▶ _TASK INSTRUCTIONS_
Report every line in the records below that holds the word "image".

▶ _INFORMATION SHOWN_
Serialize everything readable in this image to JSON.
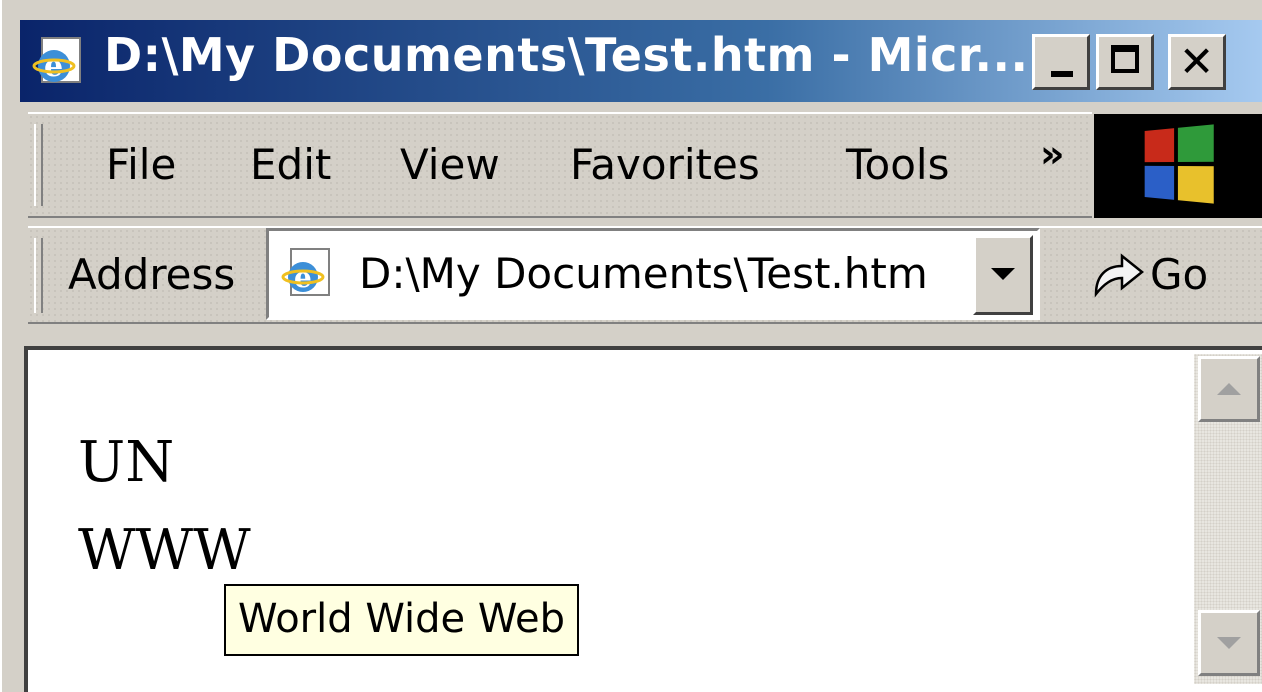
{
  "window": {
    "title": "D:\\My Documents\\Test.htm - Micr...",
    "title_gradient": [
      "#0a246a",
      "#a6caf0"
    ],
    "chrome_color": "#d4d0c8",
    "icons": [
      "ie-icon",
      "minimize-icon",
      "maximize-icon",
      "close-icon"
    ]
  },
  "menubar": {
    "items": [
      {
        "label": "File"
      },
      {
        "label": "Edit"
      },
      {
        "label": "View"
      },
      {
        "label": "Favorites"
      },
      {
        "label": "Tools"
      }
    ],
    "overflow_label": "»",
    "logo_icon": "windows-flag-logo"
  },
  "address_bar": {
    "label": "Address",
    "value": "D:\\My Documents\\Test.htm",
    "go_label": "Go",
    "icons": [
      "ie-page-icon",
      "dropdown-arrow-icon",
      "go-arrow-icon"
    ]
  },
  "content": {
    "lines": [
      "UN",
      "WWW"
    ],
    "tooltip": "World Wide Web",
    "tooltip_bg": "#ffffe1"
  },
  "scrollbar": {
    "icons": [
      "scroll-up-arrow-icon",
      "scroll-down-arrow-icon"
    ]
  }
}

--

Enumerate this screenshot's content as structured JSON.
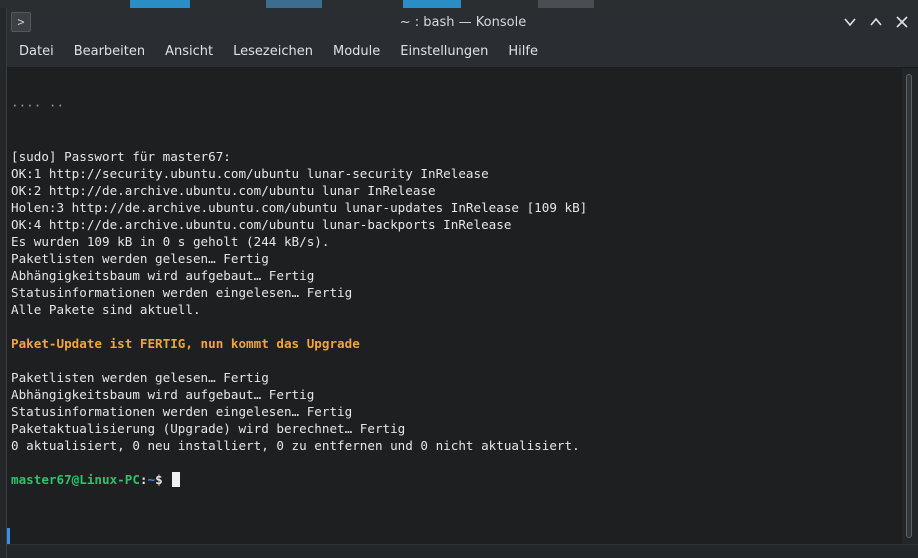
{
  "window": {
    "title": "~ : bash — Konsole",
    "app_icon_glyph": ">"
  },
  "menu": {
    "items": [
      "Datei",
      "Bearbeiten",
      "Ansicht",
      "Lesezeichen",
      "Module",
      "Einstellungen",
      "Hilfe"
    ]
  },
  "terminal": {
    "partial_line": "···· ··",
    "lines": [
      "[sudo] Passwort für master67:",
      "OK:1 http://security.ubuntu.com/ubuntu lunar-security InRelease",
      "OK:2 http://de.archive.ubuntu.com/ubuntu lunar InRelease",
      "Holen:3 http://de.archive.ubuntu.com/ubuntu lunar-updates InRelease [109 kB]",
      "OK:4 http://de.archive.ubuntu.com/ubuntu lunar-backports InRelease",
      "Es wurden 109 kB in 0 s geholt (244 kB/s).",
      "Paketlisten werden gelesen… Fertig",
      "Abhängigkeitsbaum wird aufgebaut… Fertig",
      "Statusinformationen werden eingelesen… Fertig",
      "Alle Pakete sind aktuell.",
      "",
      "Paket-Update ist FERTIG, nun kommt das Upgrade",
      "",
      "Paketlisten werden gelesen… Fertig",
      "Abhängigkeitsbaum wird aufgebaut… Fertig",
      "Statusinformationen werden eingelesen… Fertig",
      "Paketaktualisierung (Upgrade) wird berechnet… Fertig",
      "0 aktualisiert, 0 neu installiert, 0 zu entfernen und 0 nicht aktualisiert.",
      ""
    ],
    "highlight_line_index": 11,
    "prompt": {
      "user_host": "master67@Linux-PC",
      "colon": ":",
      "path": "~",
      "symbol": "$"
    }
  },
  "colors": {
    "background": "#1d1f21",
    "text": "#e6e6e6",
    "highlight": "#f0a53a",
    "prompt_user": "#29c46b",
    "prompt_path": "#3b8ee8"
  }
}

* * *

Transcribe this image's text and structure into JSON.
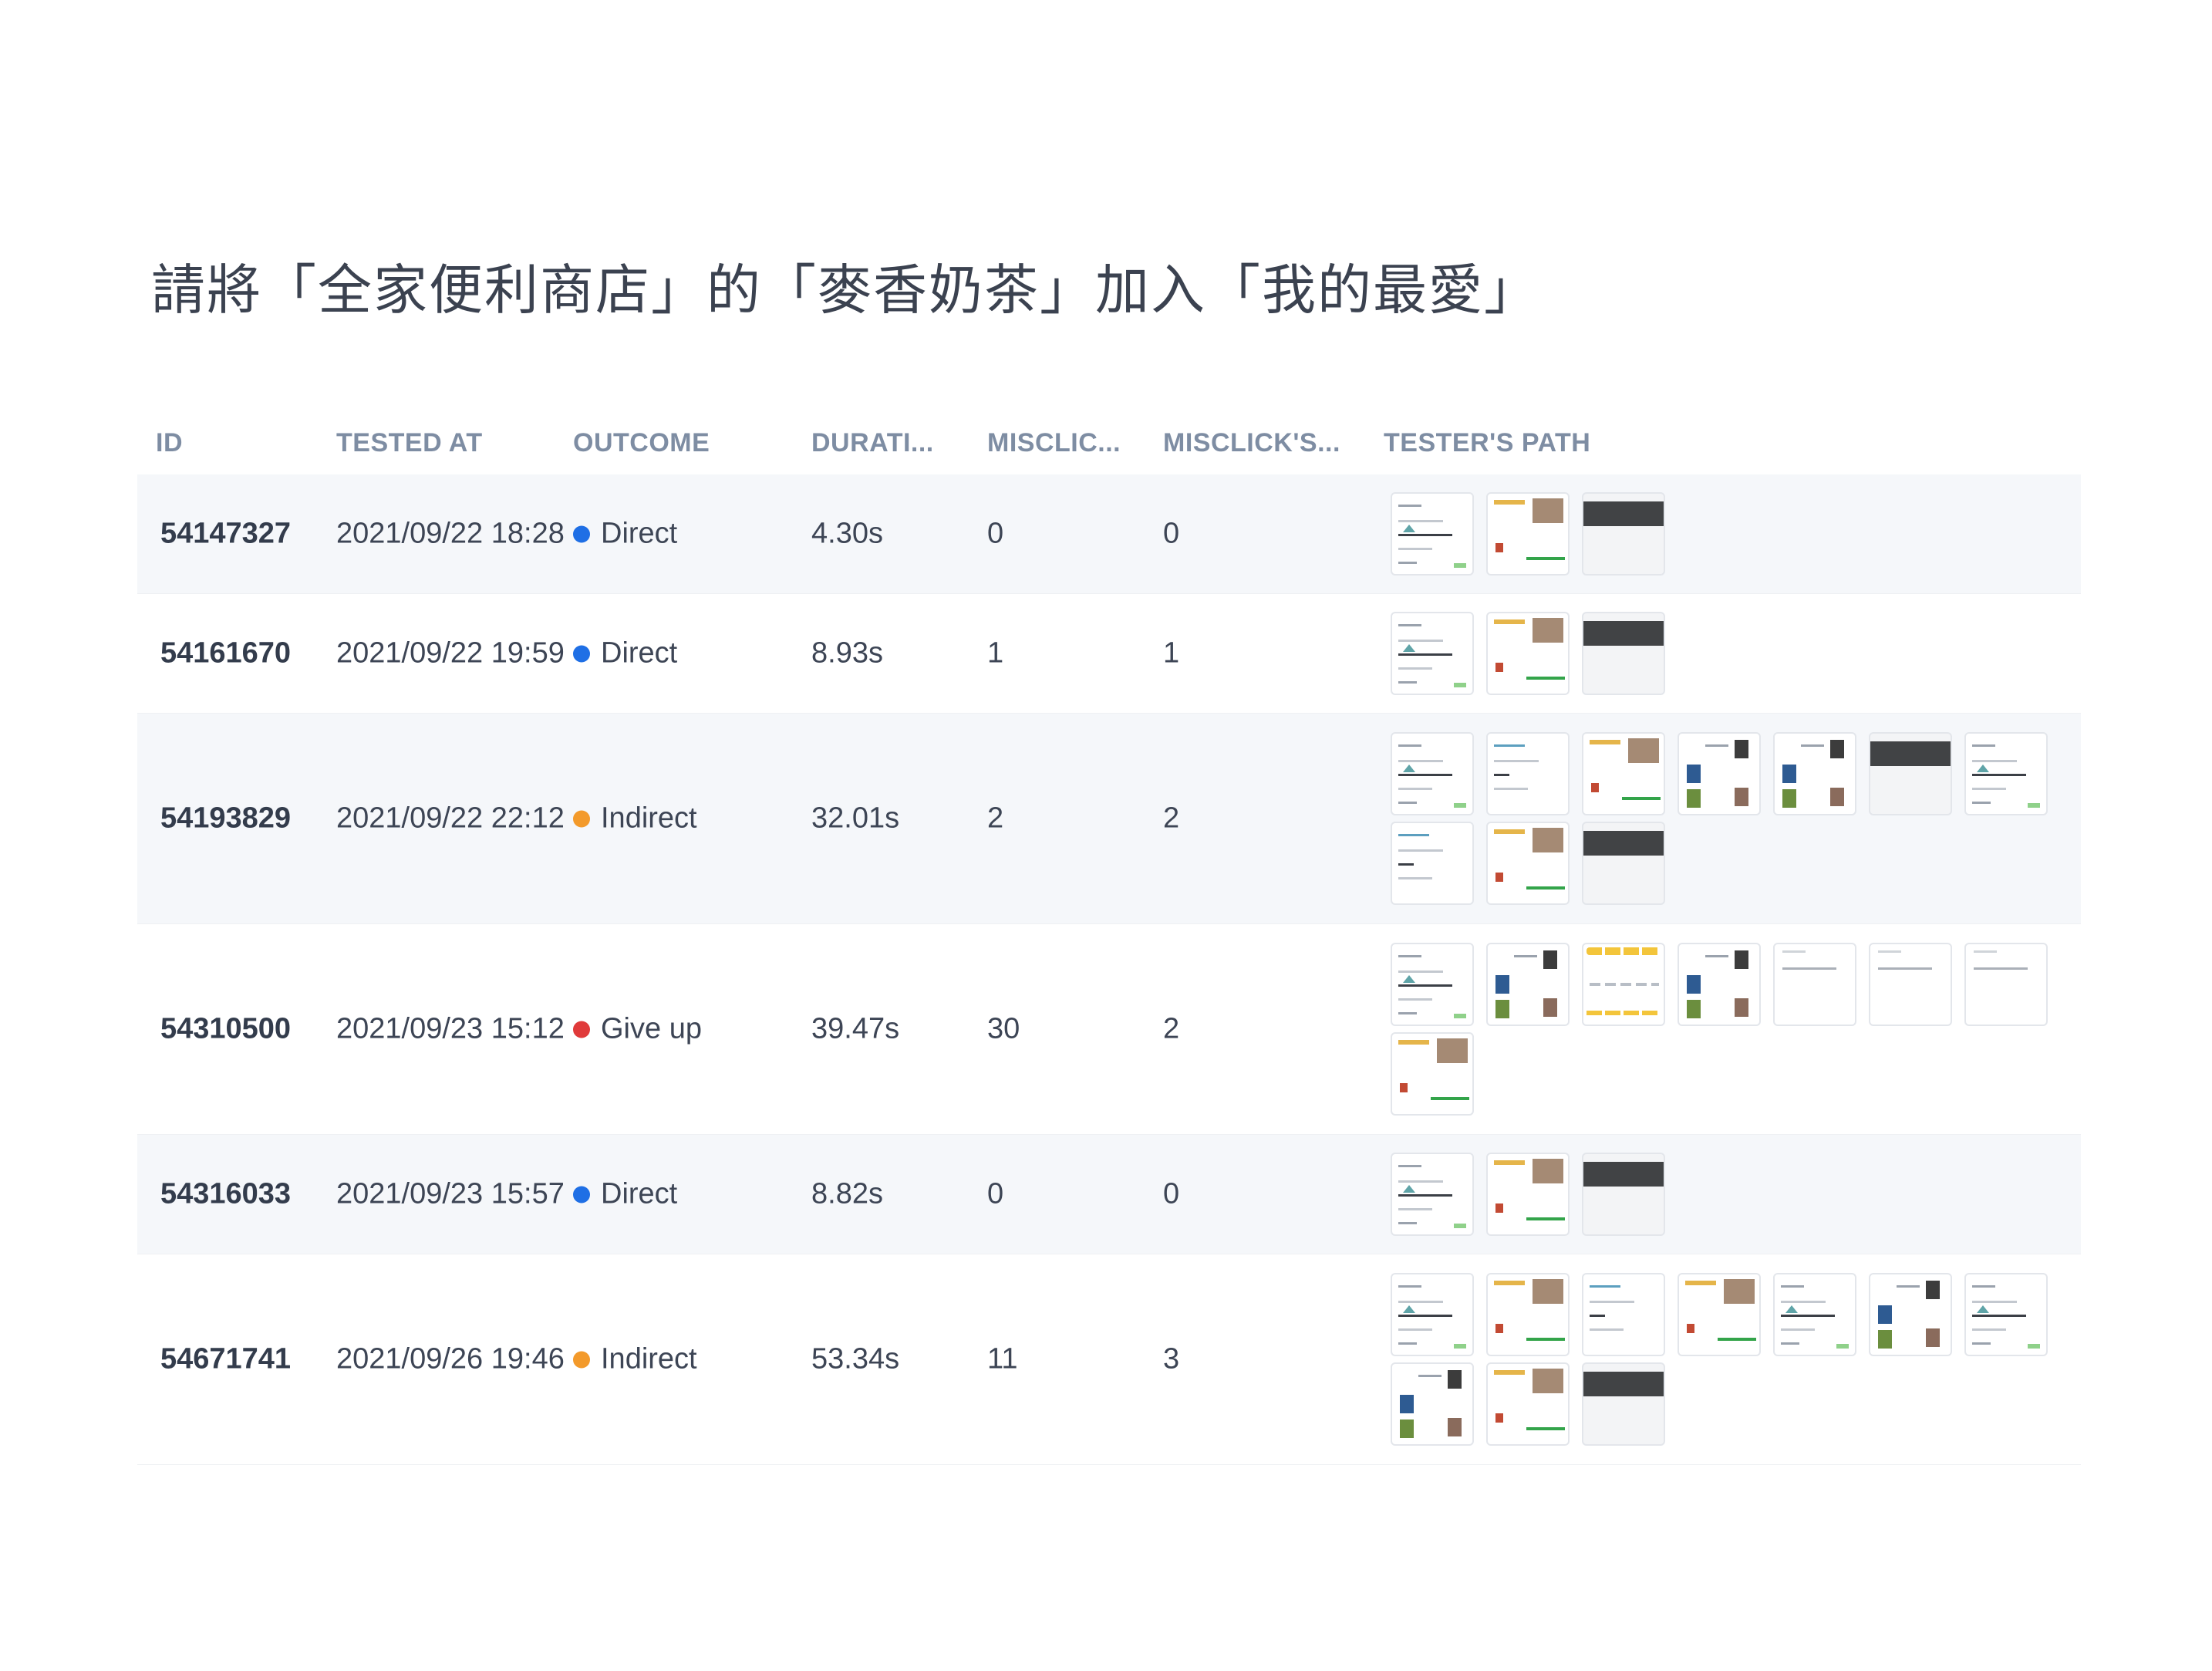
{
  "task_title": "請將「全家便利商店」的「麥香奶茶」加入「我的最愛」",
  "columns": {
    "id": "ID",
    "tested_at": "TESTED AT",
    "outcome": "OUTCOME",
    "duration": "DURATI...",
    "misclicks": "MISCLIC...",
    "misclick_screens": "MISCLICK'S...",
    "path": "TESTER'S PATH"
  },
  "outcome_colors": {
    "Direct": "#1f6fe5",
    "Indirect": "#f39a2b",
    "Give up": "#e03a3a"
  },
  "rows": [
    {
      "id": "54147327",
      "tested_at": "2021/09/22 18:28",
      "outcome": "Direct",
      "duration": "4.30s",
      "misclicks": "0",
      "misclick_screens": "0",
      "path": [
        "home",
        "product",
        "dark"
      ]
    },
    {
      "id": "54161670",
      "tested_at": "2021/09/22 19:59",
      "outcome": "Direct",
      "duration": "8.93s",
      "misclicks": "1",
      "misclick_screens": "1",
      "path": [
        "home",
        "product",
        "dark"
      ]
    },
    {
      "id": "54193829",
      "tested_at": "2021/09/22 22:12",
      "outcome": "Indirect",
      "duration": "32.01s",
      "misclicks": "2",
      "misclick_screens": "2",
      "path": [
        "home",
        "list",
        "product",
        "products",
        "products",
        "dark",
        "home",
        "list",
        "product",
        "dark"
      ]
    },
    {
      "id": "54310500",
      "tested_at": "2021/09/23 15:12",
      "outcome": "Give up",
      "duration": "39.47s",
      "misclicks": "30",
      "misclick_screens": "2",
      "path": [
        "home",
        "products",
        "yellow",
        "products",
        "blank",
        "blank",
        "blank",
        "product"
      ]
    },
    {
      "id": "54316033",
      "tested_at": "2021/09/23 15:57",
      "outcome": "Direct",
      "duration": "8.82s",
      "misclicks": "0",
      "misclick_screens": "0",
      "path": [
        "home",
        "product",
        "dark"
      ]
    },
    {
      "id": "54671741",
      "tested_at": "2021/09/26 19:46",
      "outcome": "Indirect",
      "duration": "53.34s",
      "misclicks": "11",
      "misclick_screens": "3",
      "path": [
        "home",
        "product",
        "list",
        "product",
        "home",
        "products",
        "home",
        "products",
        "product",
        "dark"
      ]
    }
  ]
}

▶ _WORKED SOLUTION_
Serialize everything readable in this image to JSON.
Transcribe this image's text and structure into JSON.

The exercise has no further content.